Whatever the ECB decides, the answer lies with short-term sovereigns
Spécialiste Fixed Income
Résumé: Long-term yields are poised to rise further amid hawkish central banks, quantitative tightening, and the BOJ looking to exit the yield curve control. We expect 10-year Bund yields to test March highs at 2.76% in the upcoming weeks despite Germany being in a recession. At the same time, the German yield curve is likely to bull-steepen as investors position in the front end amid expectations of the hiking cycle to end. Within this context, short-term sovereigns offer a win-win solution. An investor buying 2-year Schatz today at 3.15% would still be in the green if rates were to rise by another 300bps throughout the next year, offering a decade-high yield and flexibility amid an uncertain environment.
With the ECB due to downgrade growth projections for this year and the next and increasing inflation forecasts for 2024, the case of stagflation becomes clearer. The big question is whether the ECB will continue to hike despite a recession in Germany and the Netherlands. Since the most prominent hawks come from these countries, a hawkish pause at this week's ECB rate decision makes political sense. Indeed, the ECB can enforce other tightening measures, such as ending reinvestments under the PEPP, without spooking markets.
A pause or a hike won't change the fact that Bund yields are poised to rise
The closer we get to the end of the hiking cycle, the more investors will position for the yield curve to bull-steepen. Therefore, in case of a pause, despite Lagarde maintaining a hawkish tone, yields will likely drop across maturities, particularly in the front end of the yield curve.
Yet, we do not expect the rally to last for long because selling pressure in the long part of the yield curve remains:
- US Treasury yields are still uptrending. Bunds are tightly correlated to US Treasuries, so if we see yields continuing to rise in the US, it's safe to expect the same to happen in Europe, too.
- The BOJ is looking to exit yield curve control (YCC). That means that Japanese investors will sell securities abroad to buy at home.
- Quantitative tightening (QT) adds upward pressure to yields. In July, the ECB ended reinvestments of redemptions under the Asset Purchase Program (APP) facility.
- As investors position for the yield curve to steepen, they will buy the front end and sell the long part of the yield curve adding to upward pressure to long-term yields.
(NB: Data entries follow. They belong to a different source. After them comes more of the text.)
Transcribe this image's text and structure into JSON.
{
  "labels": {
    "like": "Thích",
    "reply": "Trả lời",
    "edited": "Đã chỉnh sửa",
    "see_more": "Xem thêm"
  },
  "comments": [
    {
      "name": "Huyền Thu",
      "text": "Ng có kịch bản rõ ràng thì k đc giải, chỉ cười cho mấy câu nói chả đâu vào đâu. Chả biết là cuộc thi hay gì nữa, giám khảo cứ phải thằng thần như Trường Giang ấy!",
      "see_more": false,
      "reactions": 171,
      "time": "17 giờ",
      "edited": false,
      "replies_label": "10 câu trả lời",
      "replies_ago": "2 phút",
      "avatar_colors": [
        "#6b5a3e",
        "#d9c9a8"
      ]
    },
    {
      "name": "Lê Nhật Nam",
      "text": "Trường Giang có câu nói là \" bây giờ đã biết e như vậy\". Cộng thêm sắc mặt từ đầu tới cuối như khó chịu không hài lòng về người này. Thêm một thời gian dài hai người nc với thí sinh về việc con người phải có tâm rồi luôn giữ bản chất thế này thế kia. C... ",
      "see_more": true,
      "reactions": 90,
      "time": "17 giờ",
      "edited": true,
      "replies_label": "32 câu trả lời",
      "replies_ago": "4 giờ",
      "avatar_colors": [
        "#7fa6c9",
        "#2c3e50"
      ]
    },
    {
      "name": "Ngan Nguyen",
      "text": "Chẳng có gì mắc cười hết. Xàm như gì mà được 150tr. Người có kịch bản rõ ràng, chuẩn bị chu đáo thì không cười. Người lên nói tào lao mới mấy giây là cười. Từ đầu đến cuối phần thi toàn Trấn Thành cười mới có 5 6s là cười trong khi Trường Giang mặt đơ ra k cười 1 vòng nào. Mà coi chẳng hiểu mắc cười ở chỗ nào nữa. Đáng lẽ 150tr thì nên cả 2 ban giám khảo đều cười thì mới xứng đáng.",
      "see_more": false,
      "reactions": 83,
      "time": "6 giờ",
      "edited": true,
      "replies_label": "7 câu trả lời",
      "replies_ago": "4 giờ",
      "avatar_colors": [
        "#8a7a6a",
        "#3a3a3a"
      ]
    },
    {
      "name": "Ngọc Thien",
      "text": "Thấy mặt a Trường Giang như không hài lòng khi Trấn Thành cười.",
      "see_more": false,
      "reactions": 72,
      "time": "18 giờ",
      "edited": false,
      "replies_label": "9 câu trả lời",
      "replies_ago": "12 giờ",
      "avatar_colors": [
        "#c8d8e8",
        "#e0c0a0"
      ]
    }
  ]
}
Hence, we expect Bund yields to continue to rise to test resistance at 2.76%.
Short-term sovereigns offer an appealing risk-return ratioAlthough we expect long-term yields to continue to rise, European sovereigns remain attractive.
If you buy 10-year Bunds (DE000BU2Z015) at 2.65% today and hold it for one year:
- If the yield goes to 3.2%, you would lose -1.9%
- If the yield goes to 2%, you would gain +7.5%
If you buy a 2-year Schatz (DE000BU22023) at 3.15% today and hold it for one year:
- If the yield goes to 4.15%, you would still gain 2.18%
- If the yield goes to 2.15%, you would gain 4.15%
Yet, we favor the front part of the yield curve, which enables one to maximize returns while limiting duration. Indeed, if inflation surges again, central banks on both sides of the Atlantic might need to continue to tighten the economy despite a recession undermining their economies, putting upward pressure on long-term rates.
Looking at European sovereigns, Italian BTPS attract one's attention as they offer the highest yield in the euro bloc. They also provide an appealing risk-reward ratio:
If you buy 10-year Italian BTPS (IT0005544082) at 4.45% today and hold them for one year:
- If the yield goes to 4.95%, you would lose -2.95%
- If the yield goes to 3.95%, you would gain +12.11%
If you buy 2-year Italian BTPS (IT0005557084) at 3.86% today and hold them for one year:
- If the yield goes to 4.86%, you would still gain 2.87%
- If the yield goes to 2.86%, you would gain 4.78%